He staid accordingly till three o’clock, left his patient out of all present danger, and advised Walter especially against allowing colchicum to be administered to him until his strength had recovered.
“There is no medicinal cure for gout,” said he; “pain is a mere symptom, and colchicum soothes that pain, not by affecting the disease, but by stilling the action of the heart. Well, if you still the action of that heart there, you’ll kill him as surely as if you stilled it with a pistol bullet. Knock off his champagne in three or four days, and wheel him into the sun as soon as you can with safety, fill his lungs with oxygen, and keep all worry and disputes and mental anxiety from him, if you can. Don’t contradict him for a month to come.”

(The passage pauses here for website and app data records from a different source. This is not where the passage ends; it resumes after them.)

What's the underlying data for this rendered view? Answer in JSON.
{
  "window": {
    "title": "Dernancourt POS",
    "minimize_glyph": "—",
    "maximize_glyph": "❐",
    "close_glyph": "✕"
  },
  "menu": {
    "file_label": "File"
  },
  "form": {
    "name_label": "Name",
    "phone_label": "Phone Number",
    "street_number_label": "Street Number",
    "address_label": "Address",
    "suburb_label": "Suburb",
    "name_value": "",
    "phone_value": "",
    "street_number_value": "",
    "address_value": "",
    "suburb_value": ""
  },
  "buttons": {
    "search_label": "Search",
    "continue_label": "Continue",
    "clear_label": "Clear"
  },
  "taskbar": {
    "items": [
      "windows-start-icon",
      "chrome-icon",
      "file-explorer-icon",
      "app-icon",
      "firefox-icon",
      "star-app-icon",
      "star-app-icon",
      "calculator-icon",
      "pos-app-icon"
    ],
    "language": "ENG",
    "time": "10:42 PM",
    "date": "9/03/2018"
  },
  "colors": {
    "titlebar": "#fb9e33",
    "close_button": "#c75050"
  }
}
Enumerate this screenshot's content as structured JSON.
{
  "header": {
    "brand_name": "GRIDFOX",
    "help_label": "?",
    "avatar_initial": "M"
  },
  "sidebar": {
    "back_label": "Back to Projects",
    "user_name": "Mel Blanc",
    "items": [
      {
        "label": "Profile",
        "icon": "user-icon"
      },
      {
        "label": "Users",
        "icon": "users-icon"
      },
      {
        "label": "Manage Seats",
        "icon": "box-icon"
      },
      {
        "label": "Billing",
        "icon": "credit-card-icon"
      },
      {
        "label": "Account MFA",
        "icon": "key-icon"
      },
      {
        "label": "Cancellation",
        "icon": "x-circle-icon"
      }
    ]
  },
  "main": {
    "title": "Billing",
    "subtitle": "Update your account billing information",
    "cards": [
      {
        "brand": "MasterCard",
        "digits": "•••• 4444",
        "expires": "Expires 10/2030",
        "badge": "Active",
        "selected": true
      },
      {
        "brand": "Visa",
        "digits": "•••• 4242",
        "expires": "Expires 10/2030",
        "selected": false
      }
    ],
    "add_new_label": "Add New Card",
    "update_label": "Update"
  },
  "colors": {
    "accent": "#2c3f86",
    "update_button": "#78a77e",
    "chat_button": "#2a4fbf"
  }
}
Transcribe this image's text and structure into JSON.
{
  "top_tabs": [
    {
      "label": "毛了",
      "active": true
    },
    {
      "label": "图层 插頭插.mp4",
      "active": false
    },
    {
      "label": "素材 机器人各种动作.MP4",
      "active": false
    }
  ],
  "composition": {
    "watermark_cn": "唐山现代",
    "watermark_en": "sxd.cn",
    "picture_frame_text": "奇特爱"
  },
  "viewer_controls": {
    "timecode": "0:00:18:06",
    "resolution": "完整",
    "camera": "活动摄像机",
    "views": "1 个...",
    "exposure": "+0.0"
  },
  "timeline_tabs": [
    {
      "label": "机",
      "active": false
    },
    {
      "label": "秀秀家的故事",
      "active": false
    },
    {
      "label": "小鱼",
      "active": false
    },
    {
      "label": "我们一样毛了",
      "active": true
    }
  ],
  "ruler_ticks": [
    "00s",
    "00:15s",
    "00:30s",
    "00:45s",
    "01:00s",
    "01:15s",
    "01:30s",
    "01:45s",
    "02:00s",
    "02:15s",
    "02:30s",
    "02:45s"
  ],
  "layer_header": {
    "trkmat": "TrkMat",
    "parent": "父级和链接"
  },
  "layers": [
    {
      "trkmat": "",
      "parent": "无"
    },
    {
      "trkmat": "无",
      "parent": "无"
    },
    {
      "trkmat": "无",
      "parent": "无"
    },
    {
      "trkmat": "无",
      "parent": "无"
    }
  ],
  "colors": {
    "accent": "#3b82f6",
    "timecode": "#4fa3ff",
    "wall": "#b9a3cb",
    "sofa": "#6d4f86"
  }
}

The Colonel had a terrible bout of it so far as pain was concerned, but after about a fortnight the paroxysms intermitted, the appetite increased. Everybody was his nurse; everybody, including Julia Clifford, humored him; Percy Fitzroy was never mentioned, and the name of Bartley religiously avoided. The Colonel had got a fright, and was more prudent in his diet, and always in the open air.
Walter left him only at odd times, when he could hope to get a hasty word with Mary, and tell her how things were going, and do all that man could do to keep her heart up, and reconcile her to the present situation.
Returning from his wife one day, and leaving her depressed by their galling situation, though she was never peevish, but very sad and thoughtful, he found his father and Julia Clifford in the library. Julia had been writing letters for him; she gave Walter a deprecatory look, as much as to say, “What I am doing is by compulsion, and you won’t like it.” Colonel Clifford didn’t leave the young man in any doubt about the matter. He said: “Walter, you heard me speak of Bell, the counsel who leads this circuit. I was once so fortunate as to do him a good turn, and he has not forgotten it; he will sleep here the day after to-morrow, and he will go over that black-guard’s lease: he has been in plenty of mining cases. I have got a sort of half opinion out of him already; he thinks it contrary to the equity of contracts that minerals should pass under a farm lease where the surface of the soil is a just equivalent to the yearly payment; but the old fox won’t speak positively till he has read every syllable of the lease. However, it stands to reason that it’s a fraud; it comes from a man who is all fraud; but thank God I am myself again.”
He started up erect as a dart. “I’ll have him off my lands; I’ll drag him out of the bowels of the earth, him and all his clan.”
With this and other threats of the same character he marched out of the room, striking the floor hard with his stick as he went, and left Julia Clifford amazed, and Walter Clifford aghast, at his vindictive fury.